Motto: “I take every opportunity as if it’s my only and last opportunity I will ever get.”

Meet Voiceout Deaf (Pty). A vegetable production aiming to keep it fresh for you.

Voiceout Deaf

Being a woman entrepreneur comes with a unique set of challenges. Being an entrepreneur with a hearing impairment, however, would surely compound the difficulties faced in a tough economic environment.

“Being deaf and black woman make things more difficult because my challenges of being unable to express myself. The community always see deaf community as disable and unable to do thing for themselves.’’

Yet, the indomitable Victoria Matebogo, a deaf entrepreneur, is unfazed by these obstacles. Her enterprise, Voiceout Deaf (Pty) Ltd, is a black woman-owned business based in Mohlakeng.

Matebogo left her corporate job at Standard Bank to start a business that would cater for the deaf community.

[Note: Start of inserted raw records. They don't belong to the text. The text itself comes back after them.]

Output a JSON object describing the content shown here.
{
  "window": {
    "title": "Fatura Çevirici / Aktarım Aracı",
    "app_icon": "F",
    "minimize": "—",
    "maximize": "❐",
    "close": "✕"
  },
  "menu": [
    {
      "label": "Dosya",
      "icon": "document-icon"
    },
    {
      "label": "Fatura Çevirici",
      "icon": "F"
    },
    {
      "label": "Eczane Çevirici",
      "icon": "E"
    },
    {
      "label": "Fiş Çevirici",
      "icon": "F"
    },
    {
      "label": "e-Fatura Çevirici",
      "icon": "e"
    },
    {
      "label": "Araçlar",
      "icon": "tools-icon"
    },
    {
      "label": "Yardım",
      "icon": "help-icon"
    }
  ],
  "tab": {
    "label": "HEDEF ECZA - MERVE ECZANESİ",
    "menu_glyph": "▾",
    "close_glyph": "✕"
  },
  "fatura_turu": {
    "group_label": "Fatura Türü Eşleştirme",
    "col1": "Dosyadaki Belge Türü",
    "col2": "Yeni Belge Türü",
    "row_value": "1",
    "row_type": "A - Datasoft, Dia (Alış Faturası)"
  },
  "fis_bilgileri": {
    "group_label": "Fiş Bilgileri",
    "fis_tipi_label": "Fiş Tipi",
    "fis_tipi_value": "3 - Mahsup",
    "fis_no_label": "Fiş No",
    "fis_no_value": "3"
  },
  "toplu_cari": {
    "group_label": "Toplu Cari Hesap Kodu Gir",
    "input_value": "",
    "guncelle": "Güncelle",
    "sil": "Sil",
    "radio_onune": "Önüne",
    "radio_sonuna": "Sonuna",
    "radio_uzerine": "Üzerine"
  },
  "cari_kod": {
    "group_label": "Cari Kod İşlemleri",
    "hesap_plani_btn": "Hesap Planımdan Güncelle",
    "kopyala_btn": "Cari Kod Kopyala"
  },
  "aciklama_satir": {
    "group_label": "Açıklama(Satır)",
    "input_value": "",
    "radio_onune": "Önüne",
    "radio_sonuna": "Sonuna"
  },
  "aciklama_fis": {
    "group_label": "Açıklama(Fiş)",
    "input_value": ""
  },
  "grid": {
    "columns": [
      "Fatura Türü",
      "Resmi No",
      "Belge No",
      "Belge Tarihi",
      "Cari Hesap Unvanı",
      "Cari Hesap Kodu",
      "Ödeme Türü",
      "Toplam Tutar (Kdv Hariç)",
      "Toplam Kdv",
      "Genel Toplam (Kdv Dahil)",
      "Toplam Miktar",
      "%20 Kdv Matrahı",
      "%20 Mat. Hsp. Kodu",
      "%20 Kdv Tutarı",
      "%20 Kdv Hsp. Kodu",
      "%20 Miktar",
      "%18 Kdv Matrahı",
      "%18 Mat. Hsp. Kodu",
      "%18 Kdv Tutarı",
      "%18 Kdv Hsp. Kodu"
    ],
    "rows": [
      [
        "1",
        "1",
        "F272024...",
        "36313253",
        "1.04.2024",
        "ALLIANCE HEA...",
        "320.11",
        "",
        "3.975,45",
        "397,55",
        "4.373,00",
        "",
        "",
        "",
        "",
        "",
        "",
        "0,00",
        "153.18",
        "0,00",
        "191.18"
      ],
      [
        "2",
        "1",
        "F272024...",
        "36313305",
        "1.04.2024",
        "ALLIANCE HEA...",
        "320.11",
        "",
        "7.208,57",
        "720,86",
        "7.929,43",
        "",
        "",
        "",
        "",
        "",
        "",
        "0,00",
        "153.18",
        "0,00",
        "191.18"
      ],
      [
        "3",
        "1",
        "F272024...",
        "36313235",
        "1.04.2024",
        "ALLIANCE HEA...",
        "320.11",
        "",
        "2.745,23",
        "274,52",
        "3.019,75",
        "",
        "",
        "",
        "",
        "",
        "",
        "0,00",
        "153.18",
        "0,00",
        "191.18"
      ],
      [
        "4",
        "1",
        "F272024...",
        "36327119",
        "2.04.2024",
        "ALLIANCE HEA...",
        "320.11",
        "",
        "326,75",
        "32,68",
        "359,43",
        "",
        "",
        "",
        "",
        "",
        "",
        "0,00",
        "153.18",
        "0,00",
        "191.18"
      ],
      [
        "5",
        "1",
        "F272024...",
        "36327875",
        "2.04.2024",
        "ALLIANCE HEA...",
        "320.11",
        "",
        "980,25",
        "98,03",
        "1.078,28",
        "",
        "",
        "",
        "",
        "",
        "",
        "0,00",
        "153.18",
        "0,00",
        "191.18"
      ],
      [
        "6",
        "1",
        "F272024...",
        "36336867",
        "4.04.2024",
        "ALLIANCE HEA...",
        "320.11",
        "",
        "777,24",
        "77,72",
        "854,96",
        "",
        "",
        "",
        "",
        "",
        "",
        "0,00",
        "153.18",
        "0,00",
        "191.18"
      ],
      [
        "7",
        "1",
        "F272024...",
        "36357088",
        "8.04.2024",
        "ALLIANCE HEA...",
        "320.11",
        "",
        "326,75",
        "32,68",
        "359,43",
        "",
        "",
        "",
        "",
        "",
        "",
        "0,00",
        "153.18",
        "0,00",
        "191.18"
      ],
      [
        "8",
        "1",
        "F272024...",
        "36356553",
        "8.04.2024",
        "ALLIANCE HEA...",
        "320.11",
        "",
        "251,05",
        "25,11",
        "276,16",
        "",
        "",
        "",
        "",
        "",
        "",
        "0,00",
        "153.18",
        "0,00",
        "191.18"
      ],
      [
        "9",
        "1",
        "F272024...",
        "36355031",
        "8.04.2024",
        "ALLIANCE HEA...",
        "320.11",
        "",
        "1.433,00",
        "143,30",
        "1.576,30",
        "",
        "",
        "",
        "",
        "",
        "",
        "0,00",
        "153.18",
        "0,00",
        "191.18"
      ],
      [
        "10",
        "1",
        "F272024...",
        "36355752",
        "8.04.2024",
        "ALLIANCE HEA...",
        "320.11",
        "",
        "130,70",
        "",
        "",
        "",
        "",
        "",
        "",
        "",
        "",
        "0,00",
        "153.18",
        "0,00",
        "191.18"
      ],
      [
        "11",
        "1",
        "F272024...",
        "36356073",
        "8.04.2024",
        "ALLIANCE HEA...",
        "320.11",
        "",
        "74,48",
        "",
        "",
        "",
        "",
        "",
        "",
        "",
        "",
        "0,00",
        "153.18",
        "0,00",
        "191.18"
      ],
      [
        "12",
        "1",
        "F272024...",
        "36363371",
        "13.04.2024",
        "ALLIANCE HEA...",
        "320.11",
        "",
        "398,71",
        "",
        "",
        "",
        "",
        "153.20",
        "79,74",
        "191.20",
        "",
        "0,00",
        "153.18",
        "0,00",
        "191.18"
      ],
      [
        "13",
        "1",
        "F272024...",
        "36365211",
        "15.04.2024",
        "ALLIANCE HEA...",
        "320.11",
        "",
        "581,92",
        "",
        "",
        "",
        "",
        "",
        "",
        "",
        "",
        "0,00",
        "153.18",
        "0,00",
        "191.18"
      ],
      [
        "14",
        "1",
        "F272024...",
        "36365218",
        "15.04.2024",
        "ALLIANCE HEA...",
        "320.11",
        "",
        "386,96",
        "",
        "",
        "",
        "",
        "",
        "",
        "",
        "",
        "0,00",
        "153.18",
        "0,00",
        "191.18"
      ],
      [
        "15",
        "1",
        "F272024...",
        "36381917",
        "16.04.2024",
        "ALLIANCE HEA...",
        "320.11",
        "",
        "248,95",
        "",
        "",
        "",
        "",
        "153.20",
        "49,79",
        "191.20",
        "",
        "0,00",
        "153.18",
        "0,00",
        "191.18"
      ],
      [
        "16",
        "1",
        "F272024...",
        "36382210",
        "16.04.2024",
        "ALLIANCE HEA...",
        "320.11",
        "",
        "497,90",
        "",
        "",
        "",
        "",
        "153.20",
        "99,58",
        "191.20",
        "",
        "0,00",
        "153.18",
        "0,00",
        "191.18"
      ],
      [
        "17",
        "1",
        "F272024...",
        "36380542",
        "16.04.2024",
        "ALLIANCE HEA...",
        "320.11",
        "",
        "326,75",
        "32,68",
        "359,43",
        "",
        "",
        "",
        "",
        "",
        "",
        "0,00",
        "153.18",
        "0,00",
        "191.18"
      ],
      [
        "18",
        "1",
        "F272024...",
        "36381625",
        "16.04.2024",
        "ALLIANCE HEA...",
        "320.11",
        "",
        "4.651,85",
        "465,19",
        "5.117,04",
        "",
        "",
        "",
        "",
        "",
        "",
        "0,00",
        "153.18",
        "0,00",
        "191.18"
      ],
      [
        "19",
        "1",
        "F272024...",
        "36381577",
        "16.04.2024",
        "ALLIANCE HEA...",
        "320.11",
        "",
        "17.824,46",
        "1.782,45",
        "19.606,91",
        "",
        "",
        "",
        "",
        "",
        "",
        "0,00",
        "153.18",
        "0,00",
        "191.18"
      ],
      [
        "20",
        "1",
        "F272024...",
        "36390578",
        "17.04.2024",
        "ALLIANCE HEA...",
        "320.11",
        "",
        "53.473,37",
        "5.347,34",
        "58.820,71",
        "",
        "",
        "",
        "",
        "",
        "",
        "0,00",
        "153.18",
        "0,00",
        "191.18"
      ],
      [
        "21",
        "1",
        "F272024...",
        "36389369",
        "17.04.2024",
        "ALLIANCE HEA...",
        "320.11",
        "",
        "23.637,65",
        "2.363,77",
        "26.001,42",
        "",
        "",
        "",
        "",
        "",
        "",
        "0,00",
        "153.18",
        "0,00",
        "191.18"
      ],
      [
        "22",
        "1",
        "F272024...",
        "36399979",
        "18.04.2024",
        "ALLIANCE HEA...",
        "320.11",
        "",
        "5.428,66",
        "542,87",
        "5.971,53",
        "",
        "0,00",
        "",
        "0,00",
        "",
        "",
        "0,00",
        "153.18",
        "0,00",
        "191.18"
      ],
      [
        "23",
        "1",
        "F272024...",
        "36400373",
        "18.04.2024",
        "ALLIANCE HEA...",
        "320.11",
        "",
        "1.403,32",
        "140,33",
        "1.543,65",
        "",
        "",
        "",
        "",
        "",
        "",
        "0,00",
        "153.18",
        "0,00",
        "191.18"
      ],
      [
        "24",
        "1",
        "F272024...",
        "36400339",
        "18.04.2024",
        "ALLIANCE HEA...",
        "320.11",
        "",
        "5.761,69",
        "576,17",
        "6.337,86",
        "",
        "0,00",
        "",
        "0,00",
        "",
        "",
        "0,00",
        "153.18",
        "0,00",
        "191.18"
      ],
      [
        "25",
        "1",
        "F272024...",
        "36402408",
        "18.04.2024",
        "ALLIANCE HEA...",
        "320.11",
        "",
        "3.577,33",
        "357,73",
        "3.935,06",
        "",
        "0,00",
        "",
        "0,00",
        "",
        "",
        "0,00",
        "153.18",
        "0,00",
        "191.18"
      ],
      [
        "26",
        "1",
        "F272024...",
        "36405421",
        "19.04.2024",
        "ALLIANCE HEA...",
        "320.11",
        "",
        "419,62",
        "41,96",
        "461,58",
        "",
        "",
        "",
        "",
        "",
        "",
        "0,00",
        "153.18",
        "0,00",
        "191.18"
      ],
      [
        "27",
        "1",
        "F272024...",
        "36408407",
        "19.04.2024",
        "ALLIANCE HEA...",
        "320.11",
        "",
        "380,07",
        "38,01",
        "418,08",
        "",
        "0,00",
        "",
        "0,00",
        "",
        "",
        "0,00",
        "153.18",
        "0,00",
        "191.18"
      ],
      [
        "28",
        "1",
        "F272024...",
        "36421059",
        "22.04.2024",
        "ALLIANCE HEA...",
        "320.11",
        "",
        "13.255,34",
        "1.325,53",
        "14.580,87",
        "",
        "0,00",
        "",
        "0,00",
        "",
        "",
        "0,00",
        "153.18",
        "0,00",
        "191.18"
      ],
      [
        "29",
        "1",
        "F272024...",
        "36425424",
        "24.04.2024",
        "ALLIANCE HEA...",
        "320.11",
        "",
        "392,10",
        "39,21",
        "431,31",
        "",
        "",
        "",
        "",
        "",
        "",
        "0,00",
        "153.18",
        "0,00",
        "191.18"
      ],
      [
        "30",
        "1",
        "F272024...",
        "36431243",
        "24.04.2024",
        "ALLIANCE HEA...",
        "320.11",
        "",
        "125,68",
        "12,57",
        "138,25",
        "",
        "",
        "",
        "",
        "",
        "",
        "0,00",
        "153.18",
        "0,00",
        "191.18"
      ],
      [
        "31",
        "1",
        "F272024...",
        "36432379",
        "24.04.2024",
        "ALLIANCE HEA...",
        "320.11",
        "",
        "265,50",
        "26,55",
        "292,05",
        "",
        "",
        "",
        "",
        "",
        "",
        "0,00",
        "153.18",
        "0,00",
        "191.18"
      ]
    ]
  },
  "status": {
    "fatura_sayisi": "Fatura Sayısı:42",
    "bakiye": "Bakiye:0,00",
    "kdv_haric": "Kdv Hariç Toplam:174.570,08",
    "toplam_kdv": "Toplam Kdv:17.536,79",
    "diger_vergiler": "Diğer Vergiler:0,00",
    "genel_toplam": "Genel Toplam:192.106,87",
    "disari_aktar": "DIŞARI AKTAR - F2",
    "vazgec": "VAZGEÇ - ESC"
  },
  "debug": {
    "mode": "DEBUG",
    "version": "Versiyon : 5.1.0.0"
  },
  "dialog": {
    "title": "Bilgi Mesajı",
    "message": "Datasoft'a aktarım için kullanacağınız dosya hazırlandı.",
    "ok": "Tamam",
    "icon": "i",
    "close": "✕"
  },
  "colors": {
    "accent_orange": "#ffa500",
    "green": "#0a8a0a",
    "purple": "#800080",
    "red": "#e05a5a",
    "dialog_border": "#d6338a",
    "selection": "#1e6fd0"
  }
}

Providing deaf people with greater career opportunities was her goal.

“Often deaf are given simple jobs where they are not interacting with direct customers or managerial positions. That’s when I decided to start my own business and hire the deaf community and make a place where they can feel at home and express their skills.”

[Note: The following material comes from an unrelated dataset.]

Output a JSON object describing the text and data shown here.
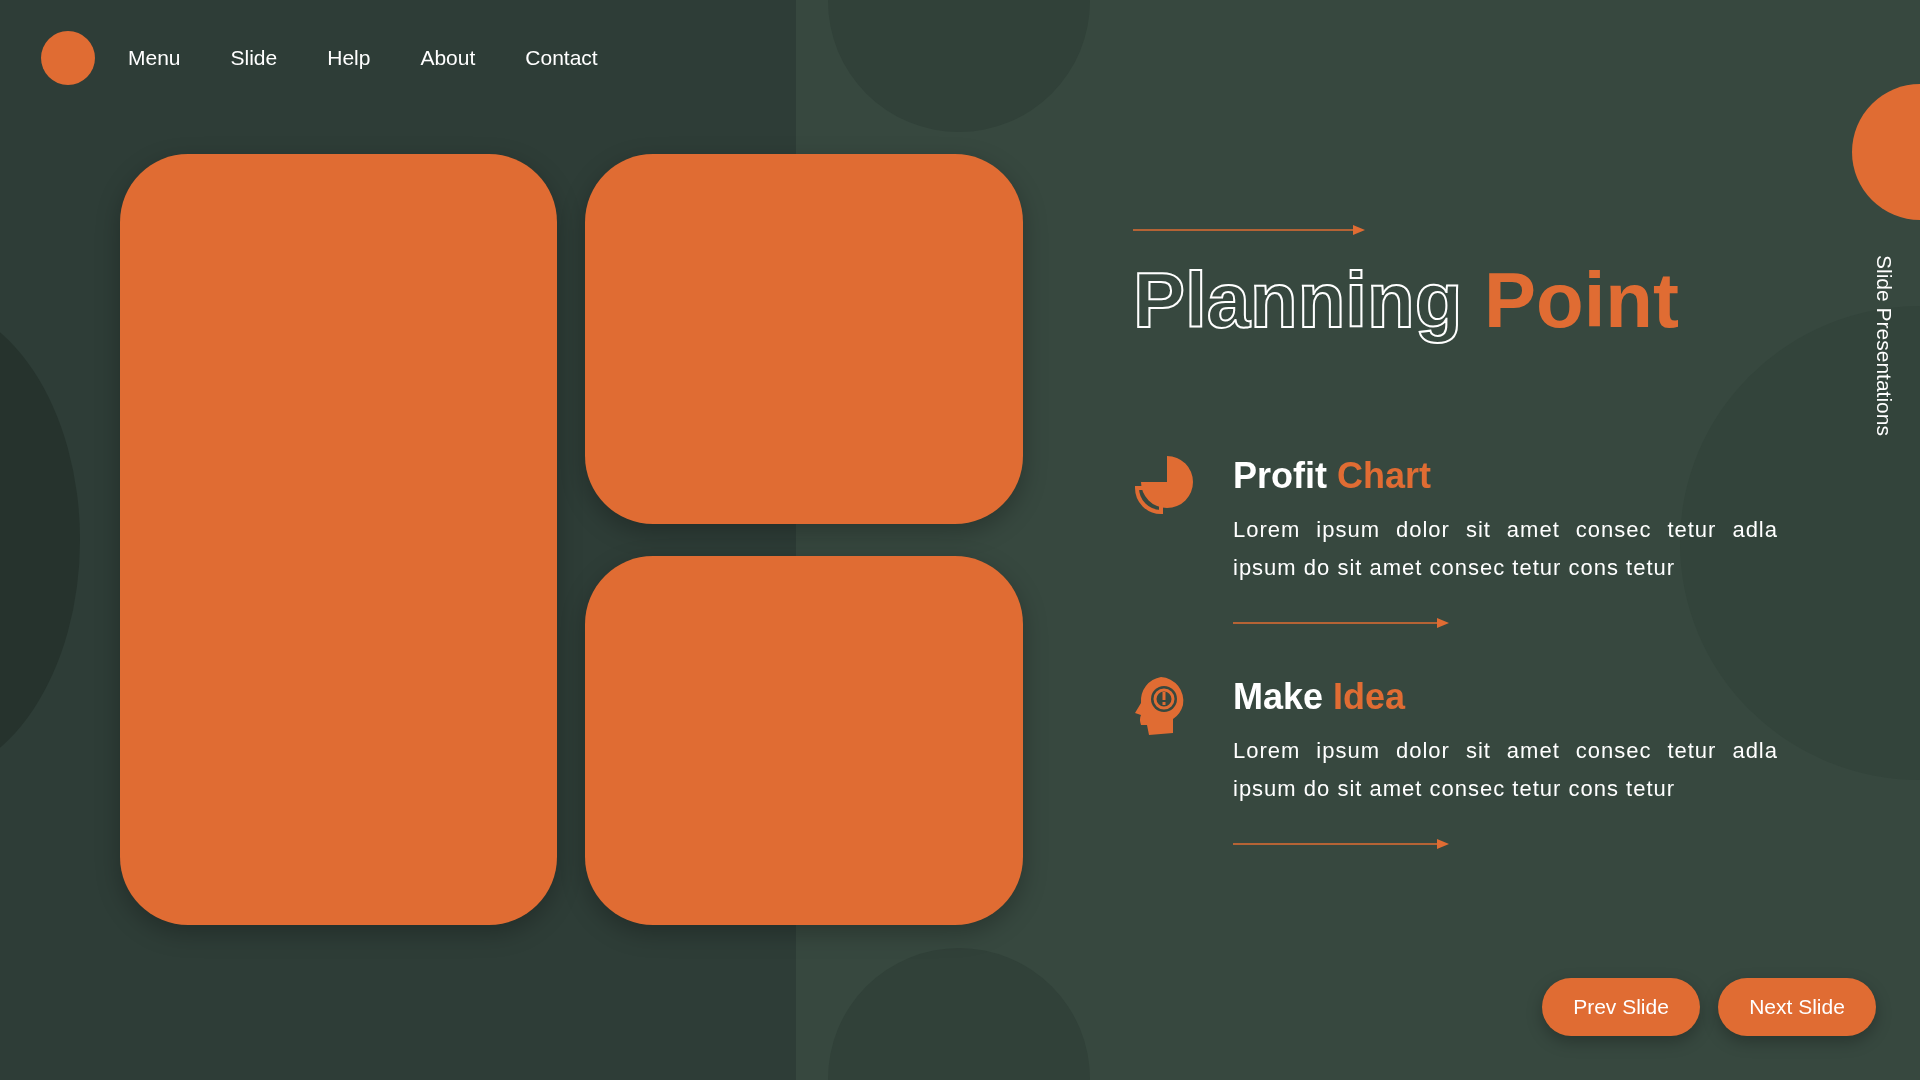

Founded in 2016 as a cooperative for deaf people, Voiceout Deaf was part of the Agri-park program initiated by the Gauteng Department of Agriculture and was converted to a private company by Matebogo in 2017.

As the Deaf Federation of SA reports an unemployment rate of 70% in the deaf community, her business is a welcome relief. It employs 41 people, including 9 deaf employees.

The company specializes in vegetable production and offers business development services and tour guide training to the deaf community. It produces vegetables that are sold to local households, such as Pick n Pay, SPAR, and to retail shops in and near Mohlakeng.

Voiceout Deaf lacked sufficient equipment and approached GEP for assistance. They applied for non-financial assistance and were assisted with Township Business Renewal for equipment purchase in 2018.

“GEP assisted me with garden tools. When I started agriculture, I didn’t have any working tools. I always had to borrow from other farmers. We also got support to buy bicycles for the deaf workers. The deaf had challenges travelling to work using public transport because of communication challenges.”

In 2021, the business received Covid-19 relief funds. It was able to hire more employees, attract more customers, and improve its capacity.

“The support made us to start working efficient since agriculture is seasonal business. Workers were able to come on time to work and not sharing tools.”

Matebogo’s outstanding performance has earned her awards from the Gauteng provincial government and the national Department of Agriculture.

She hopes to have her own farm in the future. “We currently farm on a leased farm. Having our own farm will give us total control and growth.”